Events , San Francisco

Cuando el maguey cae en un río

Jorge González and Mónica Rodríguez, Cuando el maguey cae en un río: Madre-Agua es muy fuerte (When the maguey falls in a river: Mother-Water is too strong)

Inspired by the artistic traditions of the Jíbaro Taíno people of the island of Boriquén (Puerto Rico) artists Jorge González and Mónica Rodríguez lead an afternoon of weaving, readings, and thinking about plant-based knowledge and workers’ rights.

 

Since 2014, the artists have combined traditional craft with live readings exploring Indigenous practices and the history of labor movements in Puerto Rico. At the beginning of the 20th century, Puerto Rican tobacco factory workers hired readers to recite texts to them at work. This alternative form of education lead to the organization of the workers’ movement in Puerto Rico.

 

Cuando el maguey cae en un río takes up the social and material history of the maguey plant–an agave species used for several purposes–to explore not only the Jíbaro Taino people of Puerto Rico, but also the Native American communities of California. Participants are invited to bring their own local plant material and weaving samples, along with personal stories and knowledge around natural fibers. No prior experience is necessary and all ages are welcome.

 

This event culminates Jorge González’s residency at KADIST San Francisco.

 
Jorge González’s artistic practice calls on Boricua and Puerto Rican material culture to bridge Indigenous and modern ways of living and making. In response to the lack of everyday and academic knowledge and spaces for Boricua practices and history, in 2014 González established Escuela de Oficios, a space for collective learning and self-directed education. Its activities include mapping, documenting, and engaging in artisanal techniques, and a mobile program that includes conversations, workshops, and exhibitions. His work has been exhibited internationally, including solo presentations at Embajada, San Juan; International Studio and Curatorial Program, New York; and Roberto Paradise, San Juan. His work also has been included in exhibitions at Los Angeles Contemporary Exhibitions and the Whitney Museum of American Art, New York, and in documenta 14. In 2017, González was awarded the Davidoff Arts Initiative grant to be part of Escuela Flora in Bogotá.
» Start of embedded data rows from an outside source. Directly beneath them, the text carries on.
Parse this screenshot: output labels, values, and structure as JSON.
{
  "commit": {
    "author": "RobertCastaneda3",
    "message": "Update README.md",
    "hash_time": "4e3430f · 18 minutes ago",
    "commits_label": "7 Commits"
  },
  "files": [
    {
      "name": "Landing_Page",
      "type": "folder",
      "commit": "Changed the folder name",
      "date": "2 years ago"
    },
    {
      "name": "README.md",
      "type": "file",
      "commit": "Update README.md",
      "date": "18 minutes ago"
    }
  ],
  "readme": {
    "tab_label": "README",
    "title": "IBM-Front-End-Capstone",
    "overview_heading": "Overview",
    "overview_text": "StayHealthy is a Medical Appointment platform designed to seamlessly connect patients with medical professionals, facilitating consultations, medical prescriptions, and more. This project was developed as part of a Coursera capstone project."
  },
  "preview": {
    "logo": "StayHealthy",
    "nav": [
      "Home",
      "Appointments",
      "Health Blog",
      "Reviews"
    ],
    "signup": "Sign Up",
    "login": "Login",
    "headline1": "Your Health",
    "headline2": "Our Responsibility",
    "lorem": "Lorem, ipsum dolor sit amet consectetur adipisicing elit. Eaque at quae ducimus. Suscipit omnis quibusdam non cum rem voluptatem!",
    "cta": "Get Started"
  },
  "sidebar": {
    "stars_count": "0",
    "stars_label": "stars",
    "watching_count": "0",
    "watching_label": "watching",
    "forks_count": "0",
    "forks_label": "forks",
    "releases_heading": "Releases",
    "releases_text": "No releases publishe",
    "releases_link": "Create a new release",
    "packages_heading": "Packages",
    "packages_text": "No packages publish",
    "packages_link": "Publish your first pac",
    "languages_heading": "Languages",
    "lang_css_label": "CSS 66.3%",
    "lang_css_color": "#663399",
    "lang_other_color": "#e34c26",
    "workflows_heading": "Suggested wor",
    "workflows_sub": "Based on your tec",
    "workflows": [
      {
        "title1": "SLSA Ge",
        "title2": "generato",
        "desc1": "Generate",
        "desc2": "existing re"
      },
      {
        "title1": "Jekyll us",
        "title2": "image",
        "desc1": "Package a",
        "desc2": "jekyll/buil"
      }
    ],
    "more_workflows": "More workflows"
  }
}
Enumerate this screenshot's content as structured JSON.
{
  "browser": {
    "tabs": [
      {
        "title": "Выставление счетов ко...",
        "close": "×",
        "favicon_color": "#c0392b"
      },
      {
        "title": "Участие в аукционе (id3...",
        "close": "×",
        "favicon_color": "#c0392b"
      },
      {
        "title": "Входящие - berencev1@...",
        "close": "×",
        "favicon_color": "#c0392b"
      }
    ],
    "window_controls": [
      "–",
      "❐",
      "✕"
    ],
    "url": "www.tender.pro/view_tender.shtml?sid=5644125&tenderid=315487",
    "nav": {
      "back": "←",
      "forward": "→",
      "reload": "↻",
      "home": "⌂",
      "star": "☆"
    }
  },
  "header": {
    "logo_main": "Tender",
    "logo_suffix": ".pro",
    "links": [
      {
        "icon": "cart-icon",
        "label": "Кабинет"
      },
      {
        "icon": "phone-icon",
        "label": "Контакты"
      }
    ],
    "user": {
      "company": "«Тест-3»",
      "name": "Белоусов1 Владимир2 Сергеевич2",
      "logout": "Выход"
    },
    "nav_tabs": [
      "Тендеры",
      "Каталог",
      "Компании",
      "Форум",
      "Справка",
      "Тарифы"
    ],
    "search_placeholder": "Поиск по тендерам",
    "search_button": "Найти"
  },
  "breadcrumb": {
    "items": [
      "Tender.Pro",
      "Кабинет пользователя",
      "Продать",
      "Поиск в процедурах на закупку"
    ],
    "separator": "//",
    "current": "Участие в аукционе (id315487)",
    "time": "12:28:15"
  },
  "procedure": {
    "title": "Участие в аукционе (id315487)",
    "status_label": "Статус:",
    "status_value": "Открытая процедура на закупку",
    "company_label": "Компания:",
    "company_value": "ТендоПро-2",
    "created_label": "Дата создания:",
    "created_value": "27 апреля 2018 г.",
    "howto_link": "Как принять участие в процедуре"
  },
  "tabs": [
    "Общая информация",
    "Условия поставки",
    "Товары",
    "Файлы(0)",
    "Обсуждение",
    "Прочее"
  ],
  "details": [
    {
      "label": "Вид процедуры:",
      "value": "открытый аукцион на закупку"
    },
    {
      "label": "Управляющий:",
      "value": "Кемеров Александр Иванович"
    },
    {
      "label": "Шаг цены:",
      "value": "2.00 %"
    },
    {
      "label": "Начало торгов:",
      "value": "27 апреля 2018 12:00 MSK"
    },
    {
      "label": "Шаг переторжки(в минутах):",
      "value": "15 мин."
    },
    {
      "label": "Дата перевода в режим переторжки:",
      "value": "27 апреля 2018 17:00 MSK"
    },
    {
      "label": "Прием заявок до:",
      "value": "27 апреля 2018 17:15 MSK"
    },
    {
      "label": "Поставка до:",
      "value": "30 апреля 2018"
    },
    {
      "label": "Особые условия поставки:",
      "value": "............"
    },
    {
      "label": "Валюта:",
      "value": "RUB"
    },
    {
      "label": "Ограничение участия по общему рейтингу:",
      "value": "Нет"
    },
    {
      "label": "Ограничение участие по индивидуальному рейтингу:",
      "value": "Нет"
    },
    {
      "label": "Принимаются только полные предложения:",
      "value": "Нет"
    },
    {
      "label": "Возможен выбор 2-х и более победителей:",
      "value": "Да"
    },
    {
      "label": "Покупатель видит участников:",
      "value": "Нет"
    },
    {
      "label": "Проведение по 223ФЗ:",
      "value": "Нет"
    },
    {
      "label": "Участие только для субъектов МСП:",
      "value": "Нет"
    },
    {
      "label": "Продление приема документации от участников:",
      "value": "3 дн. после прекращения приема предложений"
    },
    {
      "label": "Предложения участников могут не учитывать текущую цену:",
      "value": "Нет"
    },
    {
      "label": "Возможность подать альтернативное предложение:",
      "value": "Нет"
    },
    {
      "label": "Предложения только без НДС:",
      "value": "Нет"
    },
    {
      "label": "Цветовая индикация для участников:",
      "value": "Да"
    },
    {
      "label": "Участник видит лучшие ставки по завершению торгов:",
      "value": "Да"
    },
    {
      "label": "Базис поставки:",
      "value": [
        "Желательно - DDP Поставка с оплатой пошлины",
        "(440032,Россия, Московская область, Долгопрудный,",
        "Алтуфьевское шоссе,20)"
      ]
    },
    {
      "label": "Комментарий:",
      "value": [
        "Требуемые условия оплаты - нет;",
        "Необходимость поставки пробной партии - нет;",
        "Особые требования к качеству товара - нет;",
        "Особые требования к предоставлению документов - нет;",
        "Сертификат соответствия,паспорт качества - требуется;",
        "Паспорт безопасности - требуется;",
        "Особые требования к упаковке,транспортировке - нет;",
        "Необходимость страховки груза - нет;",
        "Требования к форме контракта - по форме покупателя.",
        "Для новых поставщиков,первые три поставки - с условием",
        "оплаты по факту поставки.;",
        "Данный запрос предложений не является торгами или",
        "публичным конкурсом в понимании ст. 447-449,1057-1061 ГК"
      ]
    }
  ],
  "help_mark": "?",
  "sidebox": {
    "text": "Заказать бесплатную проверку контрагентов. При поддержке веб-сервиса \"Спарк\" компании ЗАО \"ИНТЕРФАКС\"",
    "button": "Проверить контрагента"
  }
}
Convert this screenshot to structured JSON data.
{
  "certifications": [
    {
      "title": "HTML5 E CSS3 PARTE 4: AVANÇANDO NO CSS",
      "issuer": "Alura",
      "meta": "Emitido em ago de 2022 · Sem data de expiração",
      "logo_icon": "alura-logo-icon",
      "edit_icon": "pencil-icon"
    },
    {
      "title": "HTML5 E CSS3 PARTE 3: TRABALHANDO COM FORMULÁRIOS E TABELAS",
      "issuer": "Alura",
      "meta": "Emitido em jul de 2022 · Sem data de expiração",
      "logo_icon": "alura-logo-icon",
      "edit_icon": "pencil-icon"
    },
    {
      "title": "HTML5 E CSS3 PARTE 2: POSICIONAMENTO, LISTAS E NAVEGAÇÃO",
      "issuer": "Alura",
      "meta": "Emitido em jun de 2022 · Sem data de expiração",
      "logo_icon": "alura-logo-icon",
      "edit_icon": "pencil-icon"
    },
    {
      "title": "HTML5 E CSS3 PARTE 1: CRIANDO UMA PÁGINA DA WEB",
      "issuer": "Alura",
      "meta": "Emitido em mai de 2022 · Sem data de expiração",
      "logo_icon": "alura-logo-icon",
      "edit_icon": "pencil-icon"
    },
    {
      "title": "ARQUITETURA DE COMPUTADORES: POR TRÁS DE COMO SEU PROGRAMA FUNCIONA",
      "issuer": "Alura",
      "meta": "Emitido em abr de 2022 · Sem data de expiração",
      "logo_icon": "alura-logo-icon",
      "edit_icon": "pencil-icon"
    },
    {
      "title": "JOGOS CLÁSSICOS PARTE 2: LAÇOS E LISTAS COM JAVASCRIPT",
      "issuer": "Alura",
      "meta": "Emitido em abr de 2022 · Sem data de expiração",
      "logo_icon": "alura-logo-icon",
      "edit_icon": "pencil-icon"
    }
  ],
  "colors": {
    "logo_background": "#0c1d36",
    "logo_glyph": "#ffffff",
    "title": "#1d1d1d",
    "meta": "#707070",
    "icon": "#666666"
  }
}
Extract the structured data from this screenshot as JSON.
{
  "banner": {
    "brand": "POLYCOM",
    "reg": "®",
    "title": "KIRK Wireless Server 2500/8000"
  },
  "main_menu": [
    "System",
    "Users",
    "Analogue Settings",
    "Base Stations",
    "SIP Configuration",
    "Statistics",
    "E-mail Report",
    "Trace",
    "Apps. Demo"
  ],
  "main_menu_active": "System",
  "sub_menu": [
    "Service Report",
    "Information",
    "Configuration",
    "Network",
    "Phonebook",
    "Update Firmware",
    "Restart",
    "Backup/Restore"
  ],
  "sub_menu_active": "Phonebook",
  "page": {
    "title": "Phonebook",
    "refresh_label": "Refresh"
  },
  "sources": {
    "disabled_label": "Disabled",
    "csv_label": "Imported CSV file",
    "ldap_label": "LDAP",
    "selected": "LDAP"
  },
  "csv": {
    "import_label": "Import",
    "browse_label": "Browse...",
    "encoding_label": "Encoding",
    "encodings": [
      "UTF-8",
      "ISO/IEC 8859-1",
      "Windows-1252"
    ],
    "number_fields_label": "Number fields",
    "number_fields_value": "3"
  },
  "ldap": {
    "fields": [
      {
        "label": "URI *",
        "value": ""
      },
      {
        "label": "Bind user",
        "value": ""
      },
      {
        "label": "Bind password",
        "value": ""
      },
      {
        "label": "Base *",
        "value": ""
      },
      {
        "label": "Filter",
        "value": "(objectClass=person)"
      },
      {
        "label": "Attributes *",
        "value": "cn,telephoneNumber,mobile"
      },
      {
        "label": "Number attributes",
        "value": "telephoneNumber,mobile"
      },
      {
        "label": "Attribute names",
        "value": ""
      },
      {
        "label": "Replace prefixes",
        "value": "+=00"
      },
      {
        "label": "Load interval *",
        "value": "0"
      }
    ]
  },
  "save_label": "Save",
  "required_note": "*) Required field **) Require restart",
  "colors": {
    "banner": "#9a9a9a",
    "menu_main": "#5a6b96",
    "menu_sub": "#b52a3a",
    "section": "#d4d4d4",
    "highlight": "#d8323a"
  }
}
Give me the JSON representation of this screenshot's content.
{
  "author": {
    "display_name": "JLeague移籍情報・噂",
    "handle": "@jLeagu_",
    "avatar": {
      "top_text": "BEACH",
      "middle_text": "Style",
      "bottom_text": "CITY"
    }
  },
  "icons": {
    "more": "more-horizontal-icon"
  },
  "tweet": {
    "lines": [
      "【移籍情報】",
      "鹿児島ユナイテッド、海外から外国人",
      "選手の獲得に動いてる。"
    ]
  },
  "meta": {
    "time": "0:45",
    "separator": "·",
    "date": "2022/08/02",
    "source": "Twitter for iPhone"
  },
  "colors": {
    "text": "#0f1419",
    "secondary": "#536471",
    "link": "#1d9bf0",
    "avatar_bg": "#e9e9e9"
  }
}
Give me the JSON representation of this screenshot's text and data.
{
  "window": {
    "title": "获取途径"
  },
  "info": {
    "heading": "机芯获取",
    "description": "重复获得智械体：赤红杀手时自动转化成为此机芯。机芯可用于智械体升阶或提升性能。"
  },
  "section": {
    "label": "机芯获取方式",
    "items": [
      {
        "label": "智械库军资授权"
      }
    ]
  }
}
Monica Rodriguez (b. 1980, San Juan, Puerto Rico) examines the history of American Imperialism and its colonial impact on the political, economic and social conditions of the Caribbean. Her work often takes up archival documents in order to question the ways in which dominant historical narratives of power are constructed and represented. Rodriguez received a BFA from the Escuela de Artes Plásticas y Diseño de Puerto Rico (2005), an MFA from the California Institute of the Arts, California (2011) and she was a fellow at the Whitney Independent Study Program, New York (2012 – 2013). Rodriguez has exhibited her work internationally, including Los Angeles Municipal Art Gallery; Los Angeles Contemporary Exhibitions; 19th Contemporary Art Festival Videobrasil, Sao Paulo, Brazil; pact Zollverein, Essen, Germany; among others. Rodriguez lives and works in Los Angeles, California.